Wow - what a wacky week. I am exhausted and exhilirated. I talked to so many people, got a bunch of things worked on, and heard about so many things that I wanted to jump up & scream about. Wise Nat wouldn't let me.
I was a little disappointed that the GIMP didn't make the list of mentoring projects, especially since we have a bunch of nice sized projects people could work on. Hopefully we'll make it in next time, and start exploiting some of he other opportunities that have come our way.
Everyone needs to go look at the spec for anonymous voting that vuntz and I came up with (with input from Seth, Brian, JRB and a bunch of other people). There are a bunch of elections we want to have this year, so it's important this gets done. And it's a nice simple project for someone intimidated by big old us.

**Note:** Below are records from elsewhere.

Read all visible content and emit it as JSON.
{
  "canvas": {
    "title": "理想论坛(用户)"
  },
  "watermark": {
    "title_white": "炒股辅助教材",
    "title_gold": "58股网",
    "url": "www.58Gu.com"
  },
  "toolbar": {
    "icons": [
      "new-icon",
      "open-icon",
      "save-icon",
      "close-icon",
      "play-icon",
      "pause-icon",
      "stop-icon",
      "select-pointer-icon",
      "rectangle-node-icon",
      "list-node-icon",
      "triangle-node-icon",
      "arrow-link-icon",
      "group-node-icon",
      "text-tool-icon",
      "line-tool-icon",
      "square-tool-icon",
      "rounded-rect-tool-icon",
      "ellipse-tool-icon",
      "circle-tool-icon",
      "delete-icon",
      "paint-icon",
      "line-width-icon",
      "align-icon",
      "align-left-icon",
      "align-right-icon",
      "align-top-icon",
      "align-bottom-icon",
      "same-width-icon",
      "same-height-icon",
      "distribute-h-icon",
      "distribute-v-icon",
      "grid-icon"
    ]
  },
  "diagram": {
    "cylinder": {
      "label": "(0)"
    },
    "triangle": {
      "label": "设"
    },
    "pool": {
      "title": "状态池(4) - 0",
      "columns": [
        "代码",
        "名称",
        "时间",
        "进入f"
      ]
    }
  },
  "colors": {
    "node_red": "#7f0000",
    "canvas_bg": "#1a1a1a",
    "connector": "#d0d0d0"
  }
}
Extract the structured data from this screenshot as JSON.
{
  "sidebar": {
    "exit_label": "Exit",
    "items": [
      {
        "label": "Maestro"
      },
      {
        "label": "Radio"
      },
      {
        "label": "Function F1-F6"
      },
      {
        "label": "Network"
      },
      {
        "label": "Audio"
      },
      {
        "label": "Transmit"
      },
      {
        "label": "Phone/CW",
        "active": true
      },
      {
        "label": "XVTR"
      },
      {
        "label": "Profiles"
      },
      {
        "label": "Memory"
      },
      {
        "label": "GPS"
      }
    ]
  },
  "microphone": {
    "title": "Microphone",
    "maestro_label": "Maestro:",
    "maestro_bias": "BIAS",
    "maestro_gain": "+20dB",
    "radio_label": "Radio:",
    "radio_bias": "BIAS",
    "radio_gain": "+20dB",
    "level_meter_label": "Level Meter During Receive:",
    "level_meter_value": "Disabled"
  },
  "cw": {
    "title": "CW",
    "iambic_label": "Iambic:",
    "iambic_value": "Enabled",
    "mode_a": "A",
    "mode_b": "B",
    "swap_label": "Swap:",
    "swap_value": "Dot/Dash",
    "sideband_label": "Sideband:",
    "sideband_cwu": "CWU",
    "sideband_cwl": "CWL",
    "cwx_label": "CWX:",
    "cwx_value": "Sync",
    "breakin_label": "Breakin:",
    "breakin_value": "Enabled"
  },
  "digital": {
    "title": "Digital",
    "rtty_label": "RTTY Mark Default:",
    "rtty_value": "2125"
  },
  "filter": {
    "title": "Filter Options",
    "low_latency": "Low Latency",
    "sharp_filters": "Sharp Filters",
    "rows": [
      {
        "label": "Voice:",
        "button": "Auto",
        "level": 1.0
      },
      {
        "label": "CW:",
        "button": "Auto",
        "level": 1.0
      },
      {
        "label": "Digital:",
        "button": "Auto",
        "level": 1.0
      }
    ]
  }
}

Seeing the board was great, even if there was some tension over a couple of issues. We got a bunch of work done, and have come out of the week with a long list of action items. It'll be interesting to see how we fare against them in the coming weeks & months.
We also talked a bunch about marketing GNOME. It's really weird how a bunch of people have all been thinking the same things independently, and it needed getting everyone in the same place to see that. Three core ideas come out as most important:
- We need to grow what we consider GNOME developers to be. Developers on projects like the GIMP, GTK#, Inkscape, GAIM, Audacity and a bunch of others should be considering themselves part of GNOME.
- We should be persuading people who use Abiword, Gnumeric, the GIMP, XChat and all the other GNOME apps available on Windows that they are using GNOME, in some sense. They are on the road to enlightenment, we just have to get them the rest of the way.
- Our platform is our strongest selling point now. We are winning by default there. While it may leave a sour taste in some people's mouths, OpenOffice, Mozilla, Eclipse, VMWare, Nokia, Adobe and all the other ISVs making software on the GNOME platform are doing so because our main competition's platform is GPL, and ours is LGPL. What we need to do is also win because we listen better to our ISVs, and build a really nice platform.
To grow GNOME, we need to grow the buzz around GNOME, have more developers, more madness, more fun, more mindshare. If we do, 10x10 is easy :)
Watch out for some stuff over the coming months to start on that road, and start generating some buzz.
I have one regret. There were a heap of GIMP people at GUADEC and I got about 10 minutes to sit down and talk - and I didn't even get to talk much about the GIMP. Sorry mitch, Michael, Raphael, Tor, Sven, Roman, and all the others I've forgotten (who said GIMP developers didn't feel like part of GNOME?).